Ciclovia happens every Sunday when miles of city streets are shut down for an outdoor exercise festival on wheels. People of all ages turn out on their bikes, roller blades and sneakers to jog and do aerobics.
This video http://www.streetfilms.org/archives/ciclovia/ features throngs of Colombians of all ages and social classes exercising, literally, in the streets, and a class of a hundred people doing aerobics in the park.
This is an example we chubby Americans could benefit by imitating.
The Colombians also have another idea worth copying.
About a decade ago, Colombian traffic "experts" were planning to build a network of raised highways to expand roadway capacity. Officials discarded the expensive, unsustainable, and ludicrous idea [maybe after they found out about the Big Pig, I mean Big Dig, here in Boston].
Instead of spending billions of dollars [sound familiar?], they created a network of bus rapid transit lanes connected to bikeways, that include bike storage facilities to move people throughout the city.
TransMilenio moves 1.3 million people a day at 17 to 25 mph, compared to 6 mph average for NYC buses. Take a look --http://www.streetfilms.org/archives/bus-rapid-transit-bogota/.
The population of Bogata is 7 million. They're close enough to the Equator to avoid rugged winter weather. They have a significant population of people unable to afford to own and operate cars. The video shows attended parking lots of bikes next to the TransMilenio stations. Buses run continuously throughout the day.
The system is so good, everyone uses it. Bikes are foundational to the system. The transit encourages bike commuting to the station because it eliminates the need for neighborhood buses to bring people to the TransMilenio, and saves money on putting local buses on the road.

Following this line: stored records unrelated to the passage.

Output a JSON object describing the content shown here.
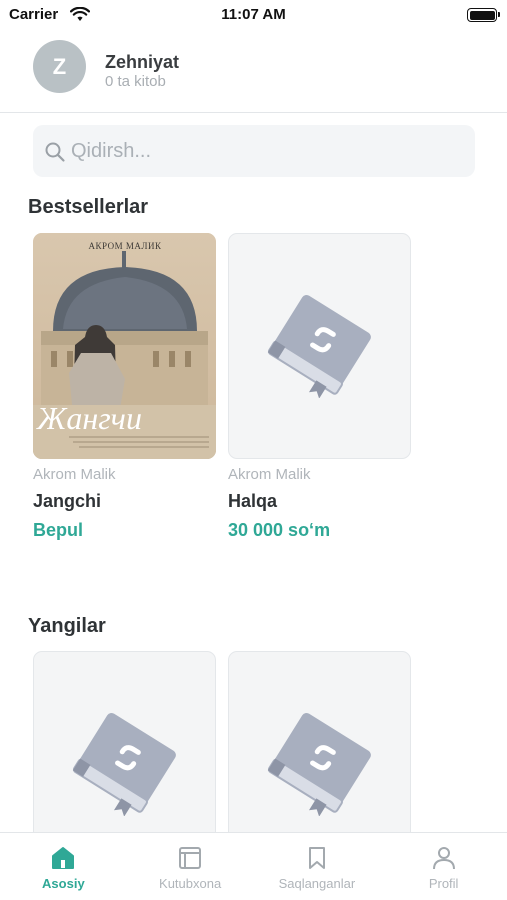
{
  "status_bar": {
    "carrier": "Carrier",
    "time": "11:07 AM"
  },
  "profile": {
    "initial": "Z",
    "name": "Zehniyat",
    "subtitle": "0 ta kitob"
  },
  "search": {
    "placeholder": "Qidirsh..."
  },
  "sections": [
    {
      "title": "Bestsellerlar",
      "books": [
        {
          "author": "Akrom Malik",
          "title": "Jangchi",
          "price": "Bepul",
          "cover_author": "АКРОМ МАЛИК",
          "cover_title": "Жангчи",
          "cover": "image"
        },
        {
          "author": "Akrom Malik",
          "title": "Halqa",
          "price": "30 000 so‘m",
          "cover": "placeholder"
        }
      ]
    },
    {
      "title": "Yangilar",
      "books": [
        {
          "cover": "placeholder"
        },
        {
          "cover": "placeholder"
        }
      ]
    }
  ],
  "bottom_nav": [
    {
      "label": "Asosiy",
      "icon": "home-icon",
      "active": true
    },
    {
      "label": "Kutubxona",
      "icon": "library-icon",
      "active": false
    },
    {
      "label": "Saqlanganlar",
      "icon": "bookmark-icon",
      "active": false
    },
    {
      "label": "Profil",
      "icon": "profile-icon",
      "active": false
    }
  ],
  "colors": {
    "accent": "#2fa896",
    "muted": "#b0b5ba",
    "placeholder_book": "#a6adbd"
  }
}
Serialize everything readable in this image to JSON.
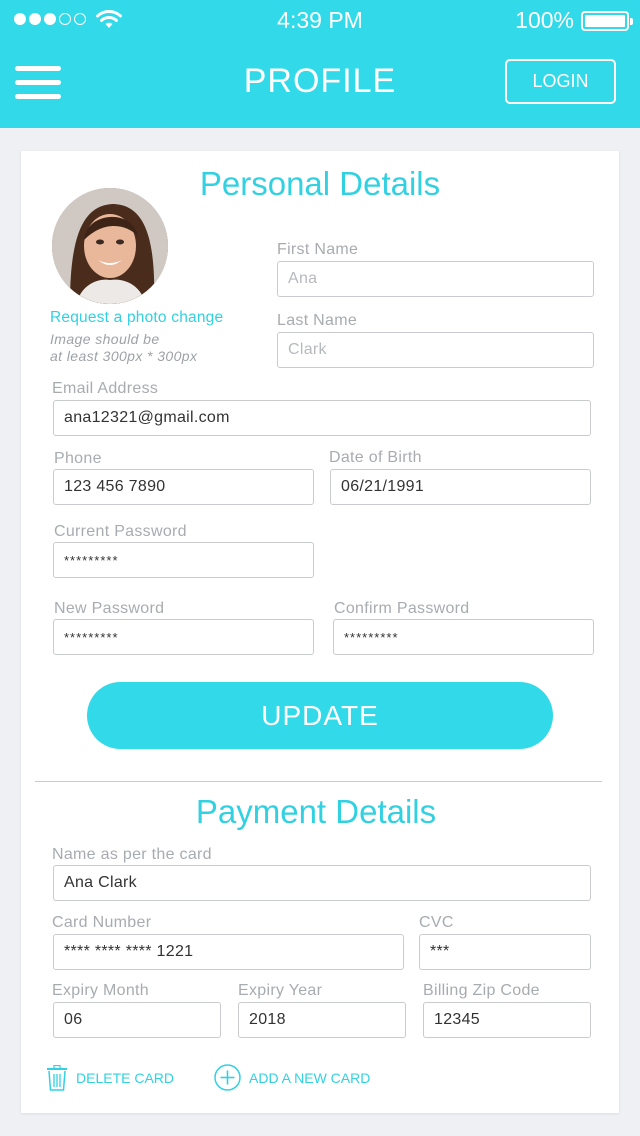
{
  "status_bar": {
    "time": "4:39 PM",
    "battery": "100%"
  },
  "nav": {
    "title": "PROFILE",
    "login_label": "LOGIN"
  },
  "personal": {
    "title": "Personal Details",
    "photo_link": "Request a photo change",
    "photo_hint_line1": "Image should be",
    "photo_hint_line2": "at least 300px * 300px",
    "first_name_label": "First Name",
    "first_name_placeholder": "Ana",
    "last_name_label": "Last Name",
    "last_name_placeholder": "Clark",
    "email_label": "Email Address",
    "email_value": "ana12321@gmail.com",
    "phone_label": "Phone",
    "phone_value": "123 456 7890",
    "dob_label": "Date of Birth",
    "dob_value": "06/21/1991",
    "current_pw_label": "Current Password",
    "current_pw_value": "*********",
    "new_pw_label": "New Password",
    "new_pw_value": "*********",
    "confirm_pw_label": "Confirm Password",
    "confirm_pw_value": "*********",
    "update_label": "UPDATE"
  },
  "payment": {
    "title": "Payment Details",
    "name_label": "Name as per the card",
    "name_value": "Ana Clark",
    "card_number_label": "Card Number",
    "card_number_value": "**** **** **** 1221",
    "cvc_label": "CVC",
    "cvc_value": "***",
    "expiry_month_label": "Expiry Month",
    "expiry_month_value": "06",
    "expiry_year_label": "Expiry Year",
    "expiry_year_value": "2018",
    "zip_label": "Billing Zip Code",
    "zip_value": "12345",
    "delete_label": "DELETE CARD",
    "add_label": "ADD A NEW CARD"
  },
  "icons": [
    "signal-dots-icon",
    "wifi-icon",
    "battery-icon",
    "hamburger-menu-icon",
    "trash-icon",
    "plus-circle-icon"
  ],
  "colors": {
    "accent": "#32d9e8",
    "background": "#eef0f4",
    "card": "#ffffff"
  }
}
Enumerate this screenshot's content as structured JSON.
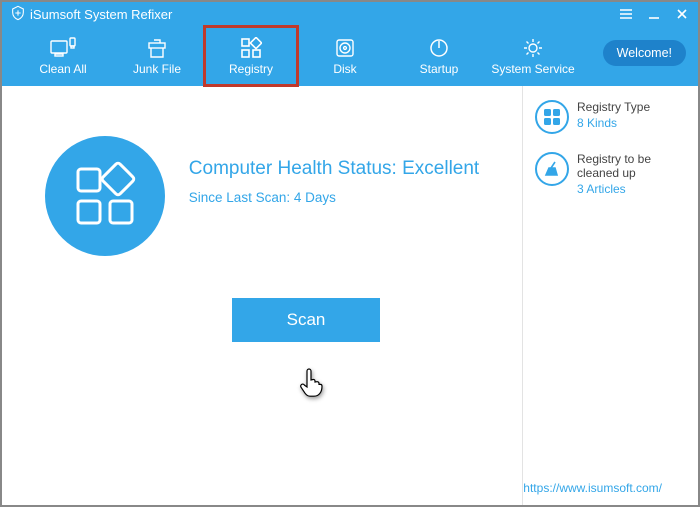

America- we aren't setting the trend here. We need to go abroad to Colombia to find the model.